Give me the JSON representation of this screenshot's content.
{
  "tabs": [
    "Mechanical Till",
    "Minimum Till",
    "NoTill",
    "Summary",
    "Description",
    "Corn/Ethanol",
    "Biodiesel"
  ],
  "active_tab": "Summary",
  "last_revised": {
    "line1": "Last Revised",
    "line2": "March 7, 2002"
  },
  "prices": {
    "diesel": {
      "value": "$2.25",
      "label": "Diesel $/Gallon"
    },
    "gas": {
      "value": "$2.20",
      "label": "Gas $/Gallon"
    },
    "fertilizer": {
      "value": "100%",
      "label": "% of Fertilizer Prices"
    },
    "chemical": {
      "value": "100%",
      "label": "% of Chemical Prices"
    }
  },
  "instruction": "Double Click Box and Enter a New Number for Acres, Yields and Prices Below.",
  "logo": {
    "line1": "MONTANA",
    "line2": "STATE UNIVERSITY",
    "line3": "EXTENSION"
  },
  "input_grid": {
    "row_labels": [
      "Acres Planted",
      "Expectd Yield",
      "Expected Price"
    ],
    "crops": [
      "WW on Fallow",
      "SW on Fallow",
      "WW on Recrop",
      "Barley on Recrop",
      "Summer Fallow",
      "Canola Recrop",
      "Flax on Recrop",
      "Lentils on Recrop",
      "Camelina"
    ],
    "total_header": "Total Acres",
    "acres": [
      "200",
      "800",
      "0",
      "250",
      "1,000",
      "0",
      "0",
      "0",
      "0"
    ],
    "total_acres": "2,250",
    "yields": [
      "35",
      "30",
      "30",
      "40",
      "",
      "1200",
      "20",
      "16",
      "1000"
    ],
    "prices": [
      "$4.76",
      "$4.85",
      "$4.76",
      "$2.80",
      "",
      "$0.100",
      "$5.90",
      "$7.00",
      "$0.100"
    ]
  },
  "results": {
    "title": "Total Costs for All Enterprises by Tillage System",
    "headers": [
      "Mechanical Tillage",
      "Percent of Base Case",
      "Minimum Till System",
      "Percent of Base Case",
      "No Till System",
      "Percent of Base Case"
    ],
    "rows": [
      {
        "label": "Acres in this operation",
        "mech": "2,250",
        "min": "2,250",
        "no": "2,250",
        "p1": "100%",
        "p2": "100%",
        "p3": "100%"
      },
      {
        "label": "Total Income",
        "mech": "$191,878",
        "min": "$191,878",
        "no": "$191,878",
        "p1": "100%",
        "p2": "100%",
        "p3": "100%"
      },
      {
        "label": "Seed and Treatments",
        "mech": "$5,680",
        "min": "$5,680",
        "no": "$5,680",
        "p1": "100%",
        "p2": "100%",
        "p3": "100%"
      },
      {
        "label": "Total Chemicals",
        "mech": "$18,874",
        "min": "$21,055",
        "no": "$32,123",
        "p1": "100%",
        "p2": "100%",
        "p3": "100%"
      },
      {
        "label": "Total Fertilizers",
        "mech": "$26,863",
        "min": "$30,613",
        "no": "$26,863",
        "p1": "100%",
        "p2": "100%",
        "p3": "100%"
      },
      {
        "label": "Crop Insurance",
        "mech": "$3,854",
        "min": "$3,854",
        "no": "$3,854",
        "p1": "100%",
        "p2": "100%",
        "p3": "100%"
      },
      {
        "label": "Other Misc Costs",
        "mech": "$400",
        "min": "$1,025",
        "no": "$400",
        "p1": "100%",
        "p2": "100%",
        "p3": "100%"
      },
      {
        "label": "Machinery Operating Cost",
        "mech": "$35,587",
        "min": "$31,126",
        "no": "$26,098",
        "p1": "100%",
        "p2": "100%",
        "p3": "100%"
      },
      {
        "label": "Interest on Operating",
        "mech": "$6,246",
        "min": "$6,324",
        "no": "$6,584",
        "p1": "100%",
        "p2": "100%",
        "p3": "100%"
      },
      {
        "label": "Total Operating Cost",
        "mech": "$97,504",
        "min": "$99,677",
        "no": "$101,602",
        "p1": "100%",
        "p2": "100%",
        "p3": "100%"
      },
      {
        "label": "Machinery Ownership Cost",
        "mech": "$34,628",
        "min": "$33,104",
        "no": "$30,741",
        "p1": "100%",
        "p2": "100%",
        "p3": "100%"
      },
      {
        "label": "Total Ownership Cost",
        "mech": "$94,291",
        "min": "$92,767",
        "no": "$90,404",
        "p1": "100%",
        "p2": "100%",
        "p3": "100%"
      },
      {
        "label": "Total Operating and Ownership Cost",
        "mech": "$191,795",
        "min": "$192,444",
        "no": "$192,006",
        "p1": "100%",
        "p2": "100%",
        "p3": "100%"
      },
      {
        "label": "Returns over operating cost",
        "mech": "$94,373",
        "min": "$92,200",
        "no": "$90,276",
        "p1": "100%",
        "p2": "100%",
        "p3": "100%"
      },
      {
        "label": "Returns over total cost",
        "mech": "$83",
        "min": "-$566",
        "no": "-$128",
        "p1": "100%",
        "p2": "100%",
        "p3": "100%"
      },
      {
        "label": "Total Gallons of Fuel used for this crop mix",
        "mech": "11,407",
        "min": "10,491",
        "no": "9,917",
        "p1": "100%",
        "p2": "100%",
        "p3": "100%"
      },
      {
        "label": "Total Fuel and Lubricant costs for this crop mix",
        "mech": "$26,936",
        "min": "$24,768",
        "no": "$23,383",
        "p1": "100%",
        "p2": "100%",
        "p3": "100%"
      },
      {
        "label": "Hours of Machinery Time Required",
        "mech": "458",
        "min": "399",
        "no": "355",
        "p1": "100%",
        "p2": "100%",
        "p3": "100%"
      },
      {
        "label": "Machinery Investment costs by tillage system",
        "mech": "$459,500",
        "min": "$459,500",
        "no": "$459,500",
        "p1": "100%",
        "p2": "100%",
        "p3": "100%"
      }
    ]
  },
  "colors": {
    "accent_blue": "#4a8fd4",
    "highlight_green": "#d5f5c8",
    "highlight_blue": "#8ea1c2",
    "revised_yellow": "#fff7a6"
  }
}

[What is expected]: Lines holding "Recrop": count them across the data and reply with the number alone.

[Expected answer]: 5